The condition of women in our country is complex and cannot be described with a singular monopolistic category. Although a woman is honoured as Goddess in our culture, the way we relate to them in practice may be aptly described as cultural fascism. Our society is not merely patriarchal, it is deeply patrifocal. This is why half of us Indians who are our mothers, wives, sisters, and daughters are victims of worst oppressions in our families, workplaces as well as spaces of worship. Women in our country seem to live in an intermediate space between death and life. It seems to be a journey from harassment to invisibility. Even at birth, the girl child is unwelcome. She is born with a cancelled identity. Several among them suffer an infliction of violent death at birth.
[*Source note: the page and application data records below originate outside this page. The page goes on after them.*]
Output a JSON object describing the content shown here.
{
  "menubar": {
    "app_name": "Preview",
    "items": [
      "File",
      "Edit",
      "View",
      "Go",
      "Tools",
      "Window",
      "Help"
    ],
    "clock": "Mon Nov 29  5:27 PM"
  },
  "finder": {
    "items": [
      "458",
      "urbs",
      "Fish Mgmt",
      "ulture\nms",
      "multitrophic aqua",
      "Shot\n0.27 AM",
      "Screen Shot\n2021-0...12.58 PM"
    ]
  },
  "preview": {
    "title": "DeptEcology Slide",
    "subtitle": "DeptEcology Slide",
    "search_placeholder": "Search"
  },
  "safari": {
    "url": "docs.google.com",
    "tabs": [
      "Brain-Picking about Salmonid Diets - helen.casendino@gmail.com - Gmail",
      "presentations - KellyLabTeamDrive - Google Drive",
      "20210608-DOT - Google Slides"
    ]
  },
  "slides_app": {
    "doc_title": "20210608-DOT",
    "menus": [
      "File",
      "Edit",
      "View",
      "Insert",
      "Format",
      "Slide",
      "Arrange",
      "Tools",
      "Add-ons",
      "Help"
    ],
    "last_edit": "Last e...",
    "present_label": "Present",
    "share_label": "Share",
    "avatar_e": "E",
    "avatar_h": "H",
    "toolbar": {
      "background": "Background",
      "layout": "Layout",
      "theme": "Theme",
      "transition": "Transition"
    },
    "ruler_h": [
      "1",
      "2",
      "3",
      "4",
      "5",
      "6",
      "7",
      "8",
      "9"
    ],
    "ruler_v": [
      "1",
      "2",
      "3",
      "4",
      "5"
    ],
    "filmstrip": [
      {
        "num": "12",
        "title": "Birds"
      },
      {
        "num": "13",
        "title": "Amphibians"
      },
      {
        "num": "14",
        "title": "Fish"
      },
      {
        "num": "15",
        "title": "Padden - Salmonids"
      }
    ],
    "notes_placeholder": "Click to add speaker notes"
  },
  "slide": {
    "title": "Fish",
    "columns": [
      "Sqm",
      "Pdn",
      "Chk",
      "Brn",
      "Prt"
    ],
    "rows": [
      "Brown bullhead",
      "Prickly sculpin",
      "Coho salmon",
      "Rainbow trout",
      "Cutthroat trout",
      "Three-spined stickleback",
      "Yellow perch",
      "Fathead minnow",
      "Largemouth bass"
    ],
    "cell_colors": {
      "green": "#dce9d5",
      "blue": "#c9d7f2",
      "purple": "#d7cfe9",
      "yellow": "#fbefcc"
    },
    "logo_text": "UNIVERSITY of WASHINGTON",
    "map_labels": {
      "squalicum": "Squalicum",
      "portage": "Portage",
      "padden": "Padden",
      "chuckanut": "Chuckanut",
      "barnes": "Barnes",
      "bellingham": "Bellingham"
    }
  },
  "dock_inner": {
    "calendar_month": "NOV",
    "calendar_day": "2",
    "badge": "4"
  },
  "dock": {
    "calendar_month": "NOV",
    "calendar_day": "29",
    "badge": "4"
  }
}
Even before she comes out of the womb of the mother, she is made to enter the tomb. She is made to die in silence without a name and identity. No one cries for the aborted daughters of India. They just pass into invisibility and remain forgotten. But those that are lucky to survive the initial intensely violent cultural fascism are compelled to live a losing fight in an imposed chains of isolations and politico-moral policing as survivors in a man’s world till they too are relegated to silence and invisibility through their death.
The subjection of women to several indignities exhibits the will to power of a male chauvinist society. This will to power is ultimately and intimately grounded in the will to purity that is afflicting our caste laden society. The quest for purity is everywhere in our society. It has put us in a perpetual cleansing drive. It is getting uglier by the day. Women like other impure ones are considered unclean and hence, suffer sexual abuse as children, domestic violence, rapes, made sex objects, confinement to homes and face denial of repression as adults . We have naturalised and desensitized us of all guilt of violence to our women. It is this will to purity that generates the cultural fascism that is afflicting our society today. Indeed, we are taken captive by our will to purity. This enslavement is most visible today in the way we treat our tribals, Dalits, religious minorities and women. Violence against all these sections of our people is growing by the day. It will continue unless we find ways of coming to terms with our insatiable thirst for purity which is forever elusive. It seems that this vicious will to purity is at the root of violence against women in our society.
The will to purity intensifies from a sense of loss that is haunting a society that is on a decline. It is a defence against decline and decomposition. In fact, a society afflicted by a sense of decay looks out for victims in our powerless and enact the ritual of purity on them. In some way, women like others that are deemed as impure in society suffer what may be called sacrificial violence. This is why perhaps the twenty-first century India looms ahead of us as a spectral scene of mean violence of all shades and colour. We seem to be struck by the fear of contamination and are in search of a pure nation. At the same time, we enjoy a libidinal drive for the pleasure of inflicting pain, humiliation and death on those that are considered as impure ones. Women are the worst victims of this cultural fascism that is afflicting us all. We have the challenge to trace emancipative responses to our imagined dirty world. We have the ethical imperative to reassert the in-between zone where we all Indians belong and have our life and being. We have to find and befriend the Indian in us. We are Goans, Punjabis, Telugus, Tamils or Brahmins, Kshatriyas, Vaishyas etc., but not Indians. We need to allow the Indian in us blossom again. being Indian is always in an in-between condition along with other Indians. There are multiple and divergent ways of being Indians.
This rebellion against the will to purity has to be natural for Christians. This does not mean that Christians are not free from their enslavement to the will to purity. The condition of Indian Christian women is far from being any different from our society. Therefore, Christians like other Indians also have the common challenge to seek emancipative response to the cult of purity that is collectively afflicting us. We are all worshipping at the altar of imagined purities of all shades and colours. Jesus who rebelled against the excesses of will to purity in Judaism can become a great inspiration to Indian Christians to generate an emancipative response that will not just bring dignity and freedom to Indian Christian women but all other women as well as other victims of our enslavement to will to purity. Indeed, we Christians have to respond to the prophetic call from our context today and work to generate a Gospel-centric response to the condition of women and those deemed impure in our country.
Although Indian Christians are best placed to bring a theologico-moral response to condition of women in our country, it would not be possible without other Indians of Goodwill. This is why Indian Christians have to not just avail of the resources from their Christian tradition but align with other Indians and traditions in India to bring about a Gospel-culture encounter that will open ways of breaking the enslaving shackles of will to purity. In this effort, great Indian traditions like Buddhism, Jainism Vedanta etc., might be of great assistance. This means Indian Christians has the challenge to read the signs of the times and trace the seed of Gospels already germinating in cultures and traditions of India. This will open us to the in-between zone that is central to the triune God of Christianity. Perhaps, it will enable us to work to actualize the salubrious perichoretic space of the Holy Trinity in our society. The violence against women cannot be countered with violence. It will intensify the spiral of violence. What we need is a prophetic affirmation of our deepest being as being in-between that is made in the image and likeness of God. Let us live our inter-being with every Indian.